No one wants to write plugins for a BxP browser-by-platform matrix—and the powers that be killed off Flash. Yet some of those same powers (Mozilla, Microsoft, Google) collaborated to deliver a near-native-speed compilation target: WebAssembly. You might think Rebol would be one of the last languages to target a bloated browser…but it’s actually able to be one of the early adopters of WASM—due to low dependencies and a versatile model. Brian will explain the how and why of this new target (which he believes has the potential to be the most viable Rebol environment to date).
A brief overview of events at Atronix since the last Rebol conference in 2013 including the introduction of ZOE, new ASCADA modules, Rebol interpreter development, our acquisition by MHS (Material Handling Systems) and a look at our software roadmap.
Or: how I learned to stop worrying and love Ren-C.
An overview of the web-based UI builder and the practicalities of developing for Rebol-in-the-browser.
Examining the role of dialecting (DSL creation) to overcome challenges in managing content across distributed platforms.
Some examples of the application of Rebol dialects in the wild. Examples included are a softball scorecard generator, a Last Man Standing tracker, an ImpressJS demo infused with StyleTalk. Mention too of Lest, PDF Maker and the Rebol Desktop.
A fast paced introduction to ZOE that will include a demo highlighting a typical customer project as well as show how application development works in the ZOE environment.
Part I • the joys and sufferings of programming by mobile phone.
Part II • building and using Rebol Server, an Android app with client-server architecture, that uses Rebol on both sides.
This exercise grew out of my desire, once Rebol was open-sourced, for a formal description of exactly what comprised the Rebol language. Initially I had hoped for a BNF, but that soon morphed into using a parse expression grammar, both for readability and for availability via the PARSE dialect. Things got complicated when I realised that I couldn’t force myself to faithfully represent all the bugs in the source, however, so there is a lot of effort herein towards addressing (and carefully commenting about) enough of those to make the result more consistent and at least somewhat sane. The result is unique, but it is my hope that it remains a reasonably useful example of a Rebol-like language.
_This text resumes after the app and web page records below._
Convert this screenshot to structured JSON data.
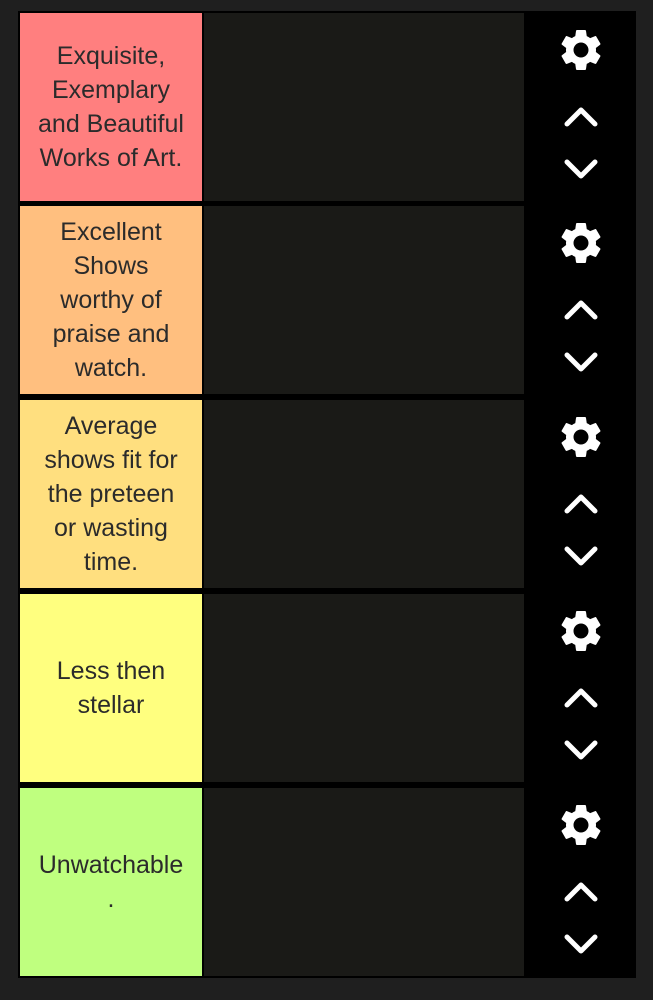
{
  "tiers": [
    {
      "label": "Exquisite,\nExemplary\nand Beautiful\nWorks of Art.",
      "color": "#ff7f7f",
      "settings_icon": "gear-icon",
      "move_up_icon": "chevron-up-icon",
      "move_down_icon": "chevron-down-icon"
    },
    {
      "label": "Excellent\nShows\nworthy of\npraise and\nwatch.",
      "color": "#ffbf7f",
      "settings_icon": "gear-icon",
      "move_up_icon": "chevron-up-icon",
      "move_down_icon": "chevron-down-icon"
    },
    {
      "label": "Average\nshows fit for\nthe preteen\nor wasting\ntime.",
      "color": "#ffdf7f",
      "settings_icon": "gear-icon",
      "move_up_icon": "chevron-up-icon",
      "move_down_icon": "chevron-down-icon"
    },
    {
      "label": "Less then\nstellar",
      "color": "#ffff7f",
      "settings_icon": "gear-icon",
      "move_up_icon": "chevron-up-icon",
      "move_down_icon": "chevron-down-icon"
    },
    {
      "label": "Unwatchable\n.",
      "color": "#bfff7f",
      "settings_icon": "gear-icon",
      "move_up_icon": "chevron-up-icon",
      "move_down_icon": "chevron-down-icon"
    }
  ],
  "theme": {
    "background": "#1f1f1f",
    "drop_area": "#1a1a17",
    "controls": "#000000",
    "icon_color": "#ffffff"
  }
}
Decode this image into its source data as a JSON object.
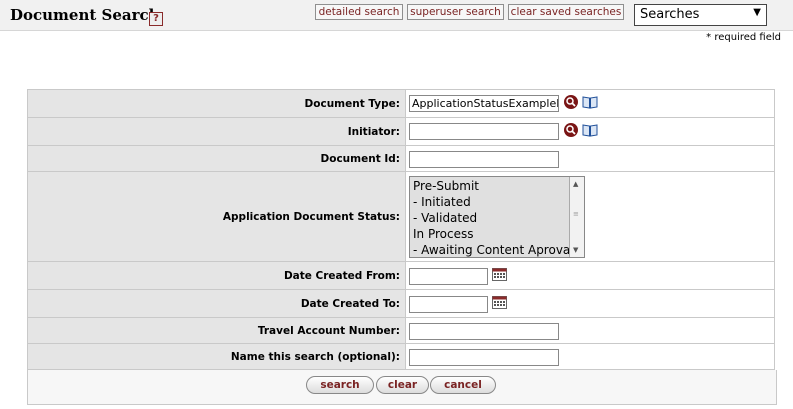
{
  "header": {
    "title": "Document Search",
    "help_icon": "help-icon",
    "links": {
      "detailed": "detailed search",
      "superuser": "superuser search",
      "clear_saved": "clear saved searches"
    },
    "searches_select": "Searches"
  },
  "required_note": "* required field",
  "form": {
    "document_type": {
      "label": "Document Type:",
      "value": "ApplicationStatusExampleDocument"
    },
    "initiator": {
      "label": "Initiator:",
      "value": ""
    },
    "document_id": {
      "label": "Document Id:",
      "value": ""
    },
    "app_doc_status": {
      "label": "Application Document Status:",
      "options": [
        "Pre-Submit",
        "- Initiated",
        "- Validated",
        "In Process",
        "- Awaiting Content Aproval"
      ]
    },
    "date_from": {
      "label": "Date Created From:",
      "value": ""
    },
    "date_to": {
      "label": "Date Created To:",
      "value": ""
    },
    "travel_account": {
      "label": "Travel Account Number:",
      "value": ""
    },
    "search_name": {
      "label": "Name this search (optional):",
      "value": ""
    }
  },
  "buttons": {
    "search": "search",
    "clear": "clear",
    "cancel": "cancel"
  },
  "icons": {
    "lookup": "magnifier-lookup-icon",
    "inquiry": "book-inquiry-icon",
    "calendar": "calendar-icon"
  },
  "colors": {
    "accent": "#7a2323",
    "label_bg": "#e5e5e5"
  }
}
With the ubiquity of C libraries, it’s hard to pretend that we can ignore them and rewrite everything in Rebol. Working with them is the only practical solution. Writing an extension wrapping the C functions is one way, but it requires understanding the Rebol 3 extension interface and a C development environment. Another way is building an FFI (Foreign Function Interface) for Rebol 3 to access the functions directly from within Rebol. The goal of this work was to make every C function be callable from within Rebol, which includes calling functions by name or by pointer, passing in arguments of different types: primitives, structs, pointers, or even callback functions, and accessing the exported data.
Rebol’s origin from the mind of an electrical engineer fell into the hands of another, equally nerdy EE. Brian will take you through the data structures and bit fiddling that make it all work, tracing through the code itself. (If you don’t consider yourself a geek, maybe sit this one out, because it’s going to be deep.)
Brian discusses the 60” tall banner with a FizzBuzz solution on it used as the backdrop for Rebol , and how it ties into his vision of what it means to make Rebol “timeless”.